Spotted by GameRant, the Alt Motion Controller by PLA Labs is definitely one of the more unique looking peripherals I’ve seen in a while. Though it replaces a keyboard, it doesn’t have any keys, and instead features a three joystick design with a programmable analogue wheel. One joystick is positioned in the front centre, acting as the primary control with the other two below and off to either side. The analogue wheel, which can also be used for driving games, is around this primary stick and everything is reachable with one hand. It’s also ambidextrous, so it doesn’t matter which hand that is.
The idea seems to be mostly that keyboards weren’t really ever made for gaming. They were originally made for typing, so having a bunch of letters laid out makes sense but not so much when you think about moving a character around a screen. That being said, PLA Labs states that this is actually faster than typing on a keyboard so maybe they’re not just coming for our gaming peripherals.
Despite being a pretty huge leap from what most of us are used to, PLA Labs claims the controller can be learned fairly quickly, even for those with years of muscle memory in keyboards. Because there’s no need to move the fingers or hand to a specific location, there’s less to remember making for a hopefully intuitive experience. It’s a bit hard to believe, looking at the thing, but I’d be keen to give it a try. I doubt it can make my aim any worse.

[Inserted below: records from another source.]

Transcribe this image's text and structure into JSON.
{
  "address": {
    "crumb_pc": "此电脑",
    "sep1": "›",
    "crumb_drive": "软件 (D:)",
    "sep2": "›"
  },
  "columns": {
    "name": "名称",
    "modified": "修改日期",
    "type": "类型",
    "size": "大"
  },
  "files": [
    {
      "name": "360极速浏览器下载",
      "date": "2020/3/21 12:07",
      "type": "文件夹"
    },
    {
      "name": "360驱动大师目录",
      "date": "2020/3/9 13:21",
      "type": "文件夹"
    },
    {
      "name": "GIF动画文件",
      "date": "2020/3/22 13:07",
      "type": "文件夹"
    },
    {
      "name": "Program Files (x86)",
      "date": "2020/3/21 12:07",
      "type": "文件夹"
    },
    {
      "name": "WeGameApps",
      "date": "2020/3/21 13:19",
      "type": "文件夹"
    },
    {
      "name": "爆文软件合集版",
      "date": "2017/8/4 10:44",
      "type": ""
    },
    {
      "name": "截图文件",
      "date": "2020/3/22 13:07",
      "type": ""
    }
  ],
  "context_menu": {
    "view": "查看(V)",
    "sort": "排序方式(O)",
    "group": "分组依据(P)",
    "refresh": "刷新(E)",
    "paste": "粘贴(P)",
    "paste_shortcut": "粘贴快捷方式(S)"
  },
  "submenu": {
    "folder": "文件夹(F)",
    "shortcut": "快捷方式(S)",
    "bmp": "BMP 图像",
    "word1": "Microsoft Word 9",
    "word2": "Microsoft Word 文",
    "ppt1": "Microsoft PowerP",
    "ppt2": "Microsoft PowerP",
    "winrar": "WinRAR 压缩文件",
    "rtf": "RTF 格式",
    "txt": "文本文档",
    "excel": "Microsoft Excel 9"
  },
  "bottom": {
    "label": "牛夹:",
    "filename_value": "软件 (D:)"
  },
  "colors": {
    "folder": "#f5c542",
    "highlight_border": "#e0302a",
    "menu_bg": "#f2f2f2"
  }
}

If it works as advertised, the PLA Labs Alt Motion Controller is looking to make a change to the keyboard and mouse stronghold on PC gaming and I’m here for it. This controller looks like it could be wonderful for accessibility needs, and might even help folks like me with RSI. The Alt Motion Controller should be available later this year, and is looking to retail at $250 USD which is about the same as a higher end gaming keyboard it could be looking to replace.